Input material:
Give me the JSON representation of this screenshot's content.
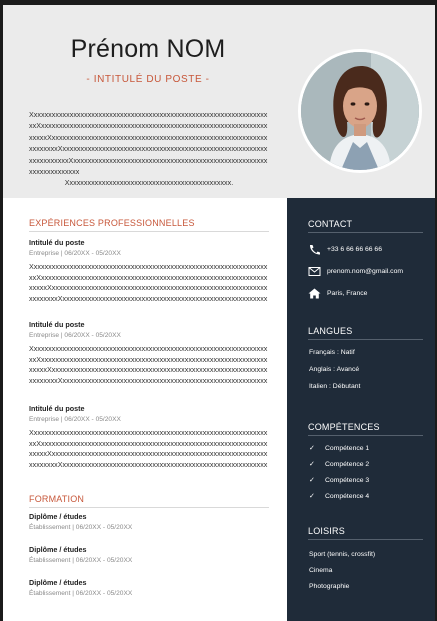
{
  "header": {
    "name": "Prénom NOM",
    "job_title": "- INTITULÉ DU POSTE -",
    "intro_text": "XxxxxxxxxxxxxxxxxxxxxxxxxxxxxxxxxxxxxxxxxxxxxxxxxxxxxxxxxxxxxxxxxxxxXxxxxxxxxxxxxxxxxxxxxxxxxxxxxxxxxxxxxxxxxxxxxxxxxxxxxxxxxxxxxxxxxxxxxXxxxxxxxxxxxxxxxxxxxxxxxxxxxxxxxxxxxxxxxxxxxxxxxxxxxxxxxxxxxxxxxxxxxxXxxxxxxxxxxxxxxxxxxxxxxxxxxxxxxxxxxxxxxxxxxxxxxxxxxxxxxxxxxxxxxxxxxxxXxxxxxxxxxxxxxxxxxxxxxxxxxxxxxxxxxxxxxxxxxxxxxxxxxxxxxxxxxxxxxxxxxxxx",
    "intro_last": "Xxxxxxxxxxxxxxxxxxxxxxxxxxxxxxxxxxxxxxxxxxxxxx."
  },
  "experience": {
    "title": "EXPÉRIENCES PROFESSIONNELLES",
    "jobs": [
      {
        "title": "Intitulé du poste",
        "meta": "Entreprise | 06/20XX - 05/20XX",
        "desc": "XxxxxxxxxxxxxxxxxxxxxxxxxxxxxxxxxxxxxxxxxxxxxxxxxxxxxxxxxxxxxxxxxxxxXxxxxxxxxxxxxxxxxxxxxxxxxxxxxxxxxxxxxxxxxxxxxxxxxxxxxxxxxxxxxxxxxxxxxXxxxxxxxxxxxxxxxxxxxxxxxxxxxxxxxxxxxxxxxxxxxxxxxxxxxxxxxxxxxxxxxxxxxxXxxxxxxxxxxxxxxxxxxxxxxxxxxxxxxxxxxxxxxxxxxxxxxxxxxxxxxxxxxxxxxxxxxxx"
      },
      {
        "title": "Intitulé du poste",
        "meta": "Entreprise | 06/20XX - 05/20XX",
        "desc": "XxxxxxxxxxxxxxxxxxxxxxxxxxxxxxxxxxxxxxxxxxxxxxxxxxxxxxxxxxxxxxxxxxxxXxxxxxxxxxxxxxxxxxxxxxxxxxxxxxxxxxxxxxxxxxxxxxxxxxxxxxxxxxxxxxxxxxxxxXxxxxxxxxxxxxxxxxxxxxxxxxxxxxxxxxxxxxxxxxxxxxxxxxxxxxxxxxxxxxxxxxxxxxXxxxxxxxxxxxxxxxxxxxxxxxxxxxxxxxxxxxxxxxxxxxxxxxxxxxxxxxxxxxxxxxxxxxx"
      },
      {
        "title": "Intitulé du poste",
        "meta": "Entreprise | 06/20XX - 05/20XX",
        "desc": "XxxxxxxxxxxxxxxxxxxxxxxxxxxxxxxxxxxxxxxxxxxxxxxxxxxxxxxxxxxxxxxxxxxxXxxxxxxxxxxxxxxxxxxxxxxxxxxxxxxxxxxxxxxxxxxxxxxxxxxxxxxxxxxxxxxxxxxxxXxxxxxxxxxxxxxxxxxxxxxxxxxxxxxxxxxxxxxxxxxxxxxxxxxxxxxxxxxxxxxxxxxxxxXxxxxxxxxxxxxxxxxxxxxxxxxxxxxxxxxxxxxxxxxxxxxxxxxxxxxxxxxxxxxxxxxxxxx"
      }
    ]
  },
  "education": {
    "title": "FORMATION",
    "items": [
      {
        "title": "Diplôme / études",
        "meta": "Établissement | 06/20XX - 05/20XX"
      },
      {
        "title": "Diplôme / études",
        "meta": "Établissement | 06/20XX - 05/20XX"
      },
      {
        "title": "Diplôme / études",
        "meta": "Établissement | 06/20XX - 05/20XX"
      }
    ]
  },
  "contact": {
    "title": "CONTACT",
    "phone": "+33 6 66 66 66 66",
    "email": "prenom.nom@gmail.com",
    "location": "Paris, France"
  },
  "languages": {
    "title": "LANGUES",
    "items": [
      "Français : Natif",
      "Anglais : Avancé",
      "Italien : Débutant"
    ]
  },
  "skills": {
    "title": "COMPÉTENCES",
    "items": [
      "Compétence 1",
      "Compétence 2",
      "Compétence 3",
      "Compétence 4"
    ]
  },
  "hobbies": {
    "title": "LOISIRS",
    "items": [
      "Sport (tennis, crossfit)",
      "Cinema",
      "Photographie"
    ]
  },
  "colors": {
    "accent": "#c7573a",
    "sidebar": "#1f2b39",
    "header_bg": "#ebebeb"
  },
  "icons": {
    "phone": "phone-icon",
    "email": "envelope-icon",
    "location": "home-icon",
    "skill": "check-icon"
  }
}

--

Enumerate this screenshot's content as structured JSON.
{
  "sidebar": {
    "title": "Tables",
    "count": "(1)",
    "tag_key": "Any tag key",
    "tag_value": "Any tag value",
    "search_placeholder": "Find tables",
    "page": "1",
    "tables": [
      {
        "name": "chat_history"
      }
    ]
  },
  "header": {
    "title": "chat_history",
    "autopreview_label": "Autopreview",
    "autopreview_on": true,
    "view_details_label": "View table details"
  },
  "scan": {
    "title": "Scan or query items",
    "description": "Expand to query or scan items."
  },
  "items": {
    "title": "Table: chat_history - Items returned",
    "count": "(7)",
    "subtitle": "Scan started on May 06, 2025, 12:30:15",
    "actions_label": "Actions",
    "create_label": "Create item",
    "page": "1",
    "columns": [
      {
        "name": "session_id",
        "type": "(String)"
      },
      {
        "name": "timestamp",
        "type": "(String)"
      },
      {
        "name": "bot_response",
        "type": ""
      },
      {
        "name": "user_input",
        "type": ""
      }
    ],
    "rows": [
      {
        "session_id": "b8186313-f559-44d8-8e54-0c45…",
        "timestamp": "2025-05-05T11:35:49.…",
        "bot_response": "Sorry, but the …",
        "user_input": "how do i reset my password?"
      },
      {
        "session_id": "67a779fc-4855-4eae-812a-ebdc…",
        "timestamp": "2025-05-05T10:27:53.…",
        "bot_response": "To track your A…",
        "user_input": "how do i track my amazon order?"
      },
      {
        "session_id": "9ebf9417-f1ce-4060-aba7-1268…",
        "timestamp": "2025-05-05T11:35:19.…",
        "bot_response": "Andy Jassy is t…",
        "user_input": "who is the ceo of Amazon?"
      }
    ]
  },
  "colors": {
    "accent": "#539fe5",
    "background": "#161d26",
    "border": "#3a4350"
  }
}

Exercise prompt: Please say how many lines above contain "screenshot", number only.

Output of the task: 2